Action item
Omit every picture and return the rest of the data unaltered.

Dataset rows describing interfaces

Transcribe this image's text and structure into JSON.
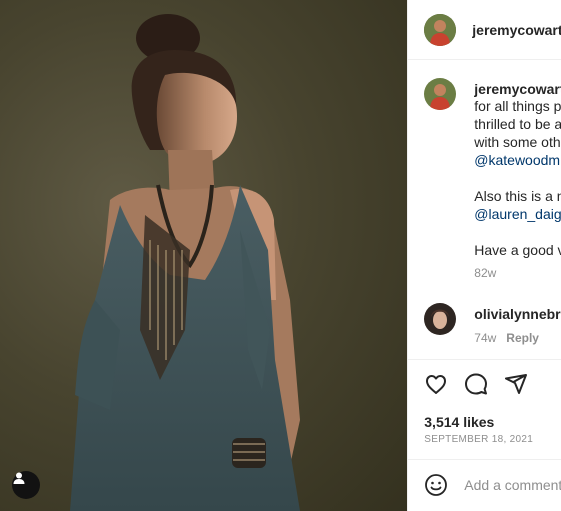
{
  "post": {
    "author": "jeremycowart",
    "photo_alt": "Portrait of a woman in a flowing blue-gray dress with a beaded necklace"
  },
  "caption": {
    "username": "jeremycowart",
    "lines": [
      "for all things p",
      "thrilled to be a",
      "with some oth"
    ],
    "mention_1": "@katewoodm",
    "line_5": "Also this is a n",
    "mention_2": "@lauren_daig",
    "line_7": "Have a good v",
    "age": "82w"
  },
  "comment": {
    "username": "olivialynnebro",
    "age": "74w",
    "reply_label": "Reply"
  },
  "actions": {
    "likes": "3,514 likes",
    "date": "SEPTEMBER 18, 2021"
  },
  "composer": {
    "placeholder": "Add a comment"
  }
}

Written response
Transcribe this image's text and structure into JSON.
{
  "post": {
    "author": "jeremycowart",
    "photo_alt": "Portrait of a woman in a flowing blue-gray dress with a beaded necklace"
  },
  "caption": {
    "username": "jeremycowart",
    "lines": [
      "for all things p",
      "thrilled to be a",
      "with some oth"
    ],
    "mention_1": "@katewoodm",
    "line_5": "Also this is a n",
    "mention_2": "@lauren_daig",
    "line_7": "Have a good v",
    "age": "82w"
  },
  "comment": {
    "username": "olivialynnebro",
    "age": "74w",
    "reply_label": "Reply"
  },
  "actions": {
    "likes": "3,514 likes",
    "date": "SEPTEMBER 18, 2021"
  },
  "composer": {
    "placeholder": "Add a comment"
  }
}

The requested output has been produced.